Your goal: Once the line containing "Read all visible content and emit it as JSON." is reached in the listing below, reproduce it and all later lines through the final one exactly, but omit any pictures.

Exercise data:
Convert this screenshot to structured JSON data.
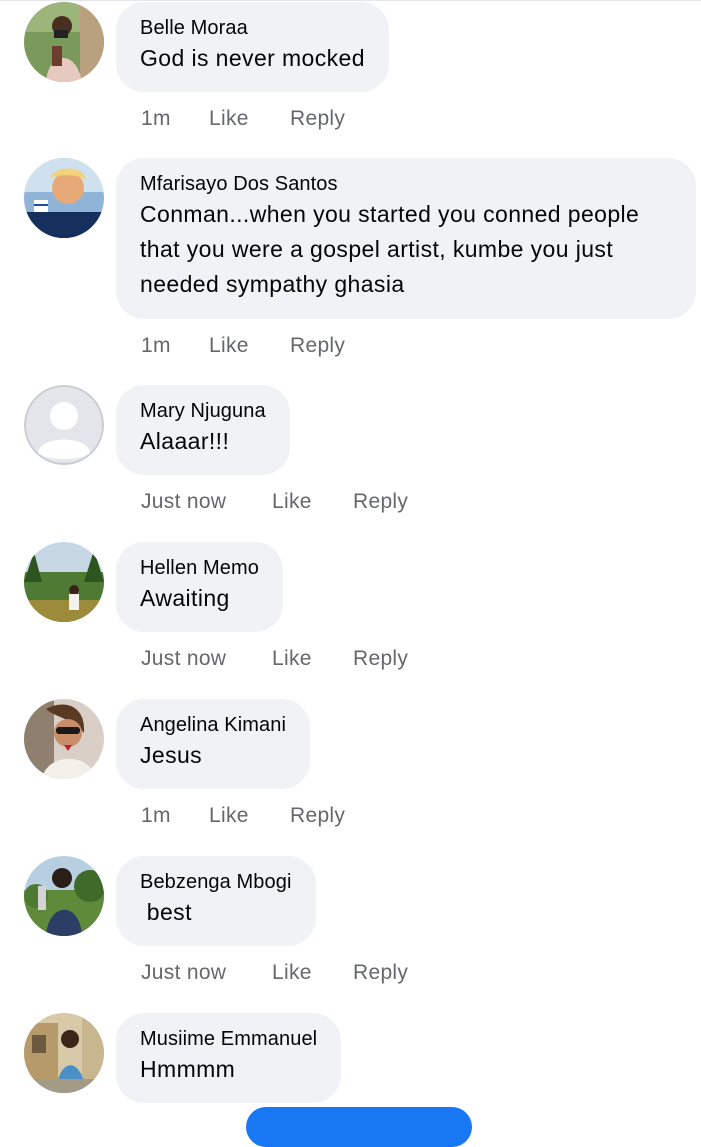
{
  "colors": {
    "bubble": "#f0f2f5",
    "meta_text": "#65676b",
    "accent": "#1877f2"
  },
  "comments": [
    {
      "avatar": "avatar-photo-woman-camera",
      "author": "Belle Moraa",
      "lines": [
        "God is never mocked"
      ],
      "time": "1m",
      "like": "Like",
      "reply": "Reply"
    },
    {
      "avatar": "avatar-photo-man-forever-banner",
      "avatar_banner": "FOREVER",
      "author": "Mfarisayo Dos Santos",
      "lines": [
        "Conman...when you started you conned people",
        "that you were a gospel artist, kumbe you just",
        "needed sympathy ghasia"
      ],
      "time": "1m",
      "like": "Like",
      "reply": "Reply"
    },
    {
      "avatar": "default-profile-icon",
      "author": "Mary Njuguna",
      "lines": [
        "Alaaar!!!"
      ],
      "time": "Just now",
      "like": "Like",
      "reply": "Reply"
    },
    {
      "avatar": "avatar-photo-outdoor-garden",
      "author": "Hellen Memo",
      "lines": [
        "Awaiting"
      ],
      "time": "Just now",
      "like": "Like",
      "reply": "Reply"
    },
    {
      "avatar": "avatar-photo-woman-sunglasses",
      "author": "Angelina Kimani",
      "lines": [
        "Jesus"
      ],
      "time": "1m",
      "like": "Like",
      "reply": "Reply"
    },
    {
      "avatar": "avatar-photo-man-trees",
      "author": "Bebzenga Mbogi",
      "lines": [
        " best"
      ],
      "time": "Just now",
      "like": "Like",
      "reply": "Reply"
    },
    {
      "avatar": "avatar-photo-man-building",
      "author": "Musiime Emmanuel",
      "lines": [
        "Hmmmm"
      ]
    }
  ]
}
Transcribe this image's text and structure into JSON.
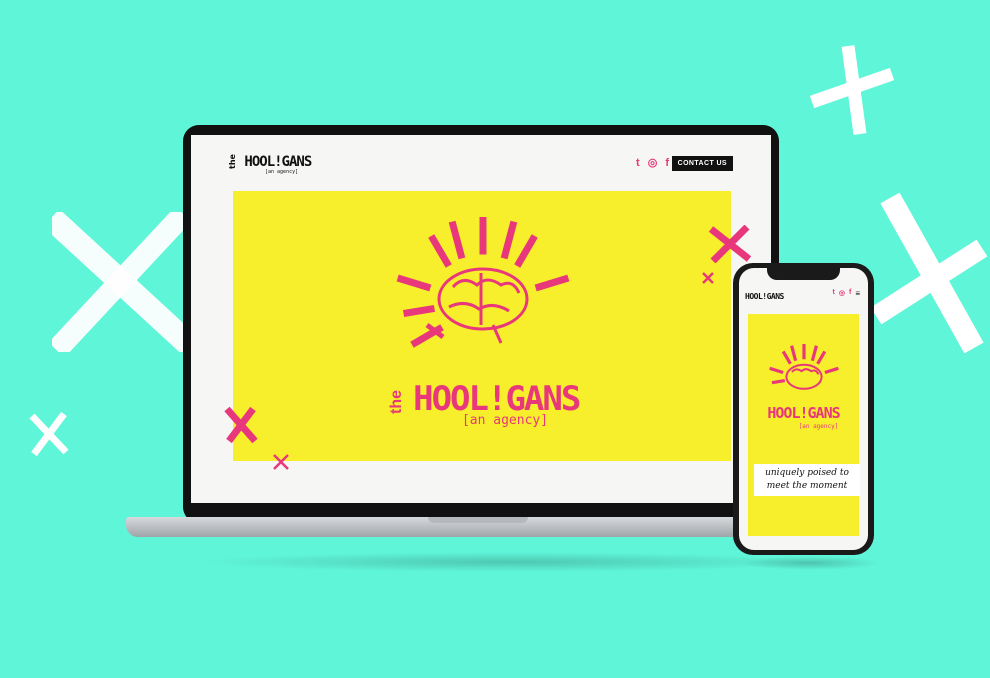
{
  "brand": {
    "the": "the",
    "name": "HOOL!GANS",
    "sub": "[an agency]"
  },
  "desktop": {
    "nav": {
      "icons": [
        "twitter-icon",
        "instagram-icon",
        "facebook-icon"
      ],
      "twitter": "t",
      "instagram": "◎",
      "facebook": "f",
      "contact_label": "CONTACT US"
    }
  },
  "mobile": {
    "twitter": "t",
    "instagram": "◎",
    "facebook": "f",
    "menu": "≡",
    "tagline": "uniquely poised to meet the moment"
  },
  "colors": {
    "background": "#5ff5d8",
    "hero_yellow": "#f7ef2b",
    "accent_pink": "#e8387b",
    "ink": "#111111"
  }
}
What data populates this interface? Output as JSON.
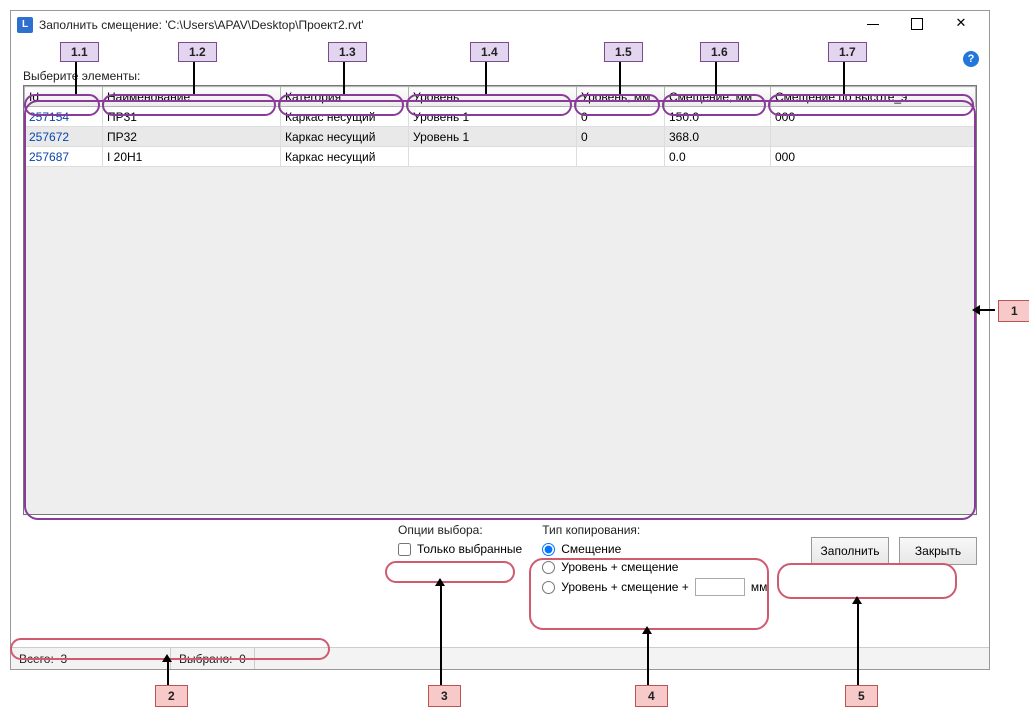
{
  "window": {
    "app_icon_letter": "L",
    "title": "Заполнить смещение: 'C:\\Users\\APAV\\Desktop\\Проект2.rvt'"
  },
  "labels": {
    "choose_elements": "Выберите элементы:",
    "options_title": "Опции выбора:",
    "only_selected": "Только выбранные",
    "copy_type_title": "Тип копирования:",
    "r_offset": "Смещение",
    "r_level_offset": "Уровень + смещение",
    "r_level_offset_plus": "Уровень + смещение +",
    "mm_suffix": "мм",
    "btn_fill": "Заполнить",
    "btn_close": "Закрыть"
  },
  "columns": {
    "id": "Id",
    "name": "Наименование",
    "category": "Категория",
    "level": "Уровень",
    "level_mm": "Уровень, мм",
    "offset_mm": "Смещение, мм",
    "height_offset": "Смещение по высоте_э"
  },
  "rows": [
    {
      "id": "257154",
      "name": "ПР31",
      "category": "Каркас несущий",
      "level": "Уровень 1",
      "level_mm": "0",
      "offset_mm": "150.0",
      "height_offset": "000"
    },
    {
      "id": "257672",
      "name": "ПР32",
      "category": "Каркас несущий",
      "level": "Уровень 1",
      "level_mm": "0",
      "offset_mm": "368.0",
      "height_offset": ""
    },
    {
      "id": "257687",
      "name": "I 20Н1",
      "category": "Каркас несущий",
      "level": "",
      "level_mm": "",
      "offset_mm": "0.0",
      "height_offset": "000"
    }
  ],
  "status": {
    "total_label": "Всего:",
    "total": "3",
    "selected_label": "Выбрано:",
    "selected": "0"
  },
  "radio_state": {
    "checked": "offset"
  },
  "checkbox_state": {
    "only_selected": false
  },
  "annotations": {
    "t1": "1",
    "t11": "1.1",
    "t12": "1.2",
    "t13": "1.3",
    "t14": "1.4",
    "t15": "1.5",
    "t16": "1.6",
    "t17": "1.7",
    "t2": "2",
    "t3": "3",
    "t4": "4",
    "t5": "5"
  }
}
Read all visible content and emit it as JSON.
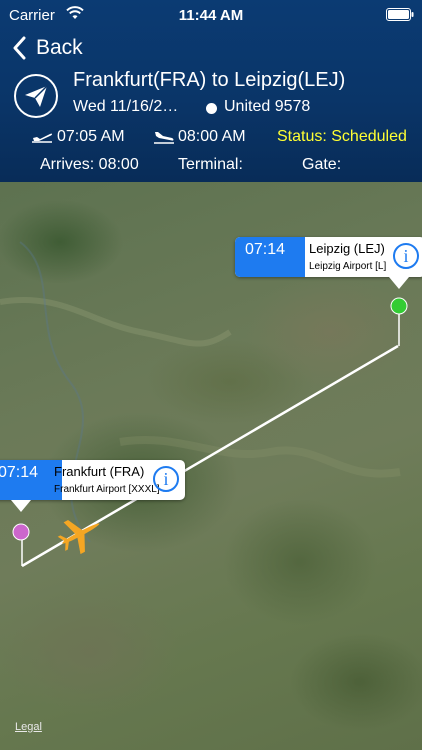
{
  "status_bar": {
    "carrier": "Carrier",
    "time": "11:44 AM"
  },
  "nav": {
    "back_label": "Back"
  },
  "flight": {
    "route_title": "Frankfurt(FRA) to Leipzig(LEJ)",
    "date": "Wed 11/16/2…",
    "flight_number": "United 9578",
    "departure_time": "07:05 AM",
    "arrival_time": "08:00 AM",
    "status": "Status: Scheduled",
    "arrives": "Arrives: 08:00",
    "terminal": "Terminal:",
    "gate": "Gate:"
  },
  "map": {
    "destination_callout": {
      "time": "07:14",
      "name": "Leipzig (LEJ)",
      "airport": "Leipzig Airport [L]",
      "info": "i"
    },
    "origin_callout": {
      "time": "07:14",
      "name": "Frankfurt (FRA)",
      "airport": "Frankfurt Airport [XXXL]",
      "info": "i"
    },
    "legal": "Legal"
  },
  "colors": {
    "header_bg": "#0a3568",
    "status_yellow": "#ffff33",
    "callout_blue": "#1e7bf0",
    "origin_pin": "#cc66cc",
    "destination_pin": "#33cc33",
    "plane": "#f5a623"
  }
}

Output:
Read all visible content and emit it as JSON.
{
  "status_bar": {
    "carrier": "Carrier",
    "time": "11:44 AM"
  },
  "nav": {
    "back_label": "Back"
  },
  "flight": {
    "route_title": "Frankfurt(FRA) to Leipzig(LEJ)",
    "date": "Wed 11/16/2…",
    "flight_number": "United 9578",
    "departure_time": "07:05 AM",
    "arrival_time": "08:00 AM",
    "status": "Status: Scheduled",
    "arrives": "Arrives: 08:00",
    "terminal": "Terminal:",
    "gate": "Gate:"
  },
  "map": {
    "destination_callout": {
      "time": "07:14",
      "name": "Leipzig (LEJ)",
      "airport": "Leipzig Airport [L]",
      "info": "i"
    },
    "origin_callout": {
      "time": "07:14",
      "name": "Frankfurt (FRA)",
      "airport": "Frankfurt Airport [XXXL]",
      "info": "i"
    },
    "legal": "Legal"
  },
  "colors": {
    "header_bg": "#0a3568",
    "status_yellow": "#ffff33",
    "callout_blue": "#1e7bf0",
    "origin_pin": "#cc66cc",
    "destination_pin": "#33cc33",
    "plane": "#f5a623"
  }
}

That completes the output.